▸ What you need to do: Find the lines below in which the string "author" occurs. Copy each one.

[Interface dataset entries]
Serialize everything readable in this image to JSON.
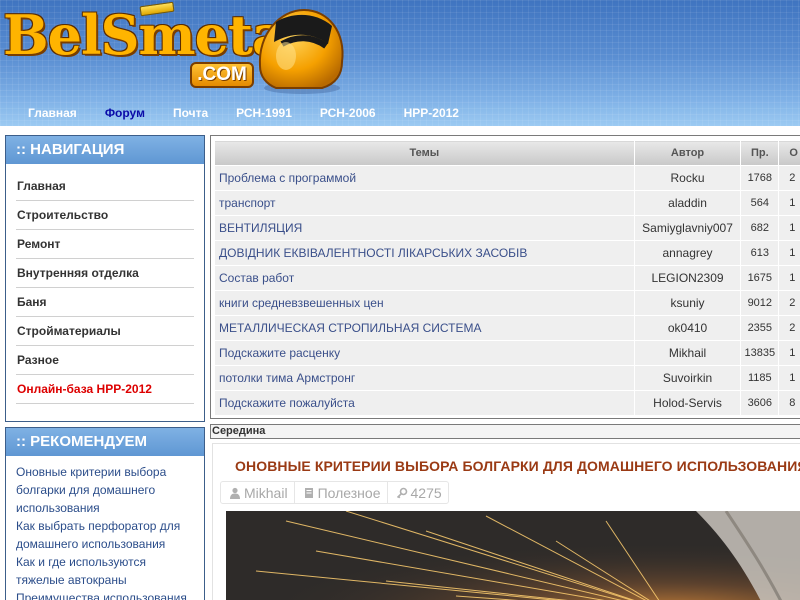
{
  "site": {
    "logo_text": "BelSmeta",
    "logo_suffix": ".COM"
  },
  "topnav": [
    {
      "label": "Главная",
      "active": false
    },
    {
      "label": "Форум",
      "active": true
    },
    {
      "label": "Почта",
      "active": false
    },
    {
      "label": "РСН-1991",
      "active": false
    },
    {
      "label": "РСН-2006",
      "active": false
    },
    {
      "label": "НРР-2012",
      "active": false
    }
  ],
  "navigation": {
    "title": ":: НАВИГАЦИЯ",
    "items": [
      "Главная",
      "Строительство",
      "Ремонт",
      "Внутренняя отделка",
      "Баня",
      "Стройматериалы",
      "Разное",
      "Онлайн-база НРР-2012"
    ],
    "highlight_color": "#dd0000"
  },
  "recommend": {
    "title": ":: РЕКОМЕНДУЕМ",
    "items": [
      "Оновные критерии выбора болгарки для домашнего использования",
      "Как выбрать перфоратор для домашнего использования",
      "Как и где используются тяжелые автокраны",
      "Преимущества использования"
    ]
  },
  "forum": {
    "headers": [
      "Темы",
      "Автор",
      "Пр.",
      "О"
    ],
    "rows": [
      {
        "topic": "Проблема с программой",
        "author": "Rocku",
        "views": "1768",
        "replies": "2"
      },
      {
        "topic": "транспорт",
        "author": "aladdin",
        "views": "564",
        "replies": "1"
      },
      {
        "topic": "ВЕНТИЛЯЦИЯ",
        "author": "Samiyglavniy007",
        "views": "682",
        "replies": "1"
      },
      {
        "topic": "ДОВІДНИК ЕКВІВАЛЕНТНОСТІ ЛІКАРСЬКИХ ЗАСОБІВ",
        "author": "annagrey",
        "views": "613",
        "replies": "1"
      },
      {
        "topic": "Состав работ",
        "author": "LEGION2309",
        "views": "1675",
        "replies": "1"
      },
      {
        "topic": "книги средневзвешенных цен",
        "author": "ksuniy",
        "views": "9012",
        "replies": "2"
      },
      {
        "topic": "МЕТАЛЛИЧЕСКАЯ СТРОПИЛЬНАЯ СИСТЕМА",
        "author": "ok0410",
        "views": "2355",
        "replies": "2"
      },
      {
        "topic": "Подскажите расценку",
        "author": "Mikhail",
        "views": "13835",
        "replies": "1"
      },
      {
        "topic": "потолки тима Армстронг",
        "author": "Suvoirkin",
        "views": "1185",
        "replies": "1"
      },
      {
        "topic": "Подскажите пожалуйста",
        "author": "Holod-Servis",
        "views": "3606",
        "replies": "8"
      }
    ]
  },
  "middle": {
    "header": "Середина",
    "article": {
      "title": "ОНОВНЫЕ КРИТЕРИИ ВЫБОРА БОЛГАРКИ ДЛЯ ДОМАШНЕГО ИСПОЛЬЗОВАНИЯ",
      "author": "Mikhail",
      "category": "Полезное",
      "views": "4275"
    }
  },
  "icons": {
    "user": "user-icon",
    "category": "document-icon",
    "views": "key-icon"
  },
  "colors": {
    "accent": "#5f97d3",
    "title_brown": "#9a3a14",
    "link_blue": "#2b4d8a",
    "nav_active": "#0a0aa8"
  }
}
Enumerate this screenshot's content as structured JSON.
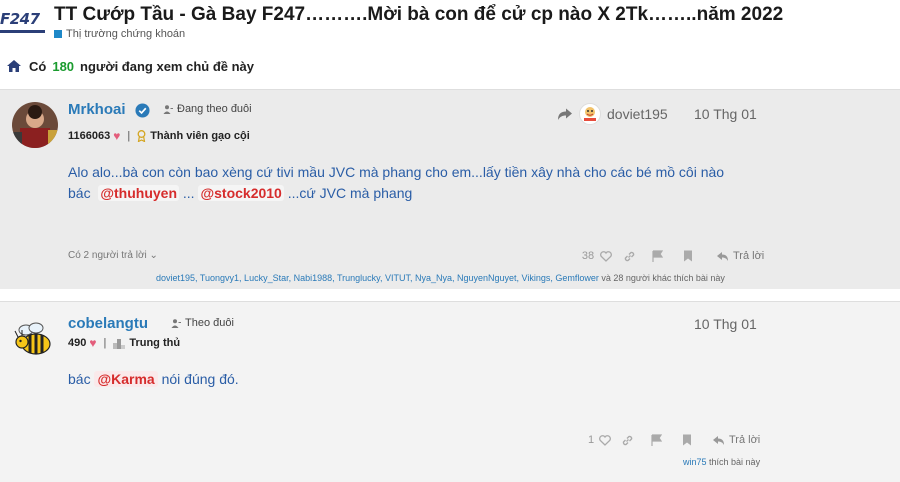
{
  "header": {
    "logo_text": "F247",
    "title": "TT Cướp Tầu - Gà Bay F247……….Mời bà con để cử cp nào X 2Tk……..năm 2022",
    "category": "Thị trường chứng khoán"
  },
  "watching": {
    "prefix": "Có",
    "count": "180",
    "suffix": "người đang xem chủ đề này"
  },
  "posts": [
    {
      "username": "Mrkhoai",
      "follow_label": "Đang theo đuôi",
      "points": "1166063",
      "rank": "Thành viên gạo cội",
      "shared_from": "doviet195",
      "date": "10 Thg 01",
      "body_line1": "Alo alo...bà con còn bao xèng cứ tivi mầu JVC mà phang cho em...lấy tiền xây nhà cho các bé mồ côi nào",
      "body_line2_prefix": "bác",
      "mention1": "@thuhuyen",
      "mid": "...",
      "mention2": "@stock2010",
      "body_line2_suffix": "...cứ JVC mà phang",
      "replies_label": "Có 2 người trả lời",
      "like_count": "38",
      "reply_label": "Trả lời",
      "likers": "doviet195, Tuongvy1, Lucky_Star, Nabi1988, Trunglucky, VITUT, Nya_Nya, NguyenNguyet, Vikings, Gemflower",
      "likers_suffix": "và 28 người khác thích bài này"
    },
    {
      "username": "cobelangtu",
      "follow_label": "Theo đuôi",
      "points": "490",
      "rank": "Trung thủ",
      "date": "10 Thg 01",
      "body_prefix": "bác",
      "mention": "@Karma",
      "body_suffix": "nói đúng đó.",
      "like_count": "1",
      "reply_label": "Trả lời",
      "likers": "win75",
      "likers_suffix": "thích bài này"
    }
  ],
  "colors": {
    "link": "#2a7ab8",
    "mention": "#d62c2c",
    "watch_count": "#1a9b2e",
    "heart": "#e35d7b"
  }
}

▸ Result for this exercise:
        "author": "Rocku",
        "author": "aladdin",
        "author": "Samiyglavniy007",
        "author": "annagrey",
        "author": "LEGION2309",
        "author": "ksuniy",
        "author": "ok0410",
        "author": "Mikhail",
        "author": "Suvoirkin",
        "author": "Holod-Servis",
      "author": "Mikhail",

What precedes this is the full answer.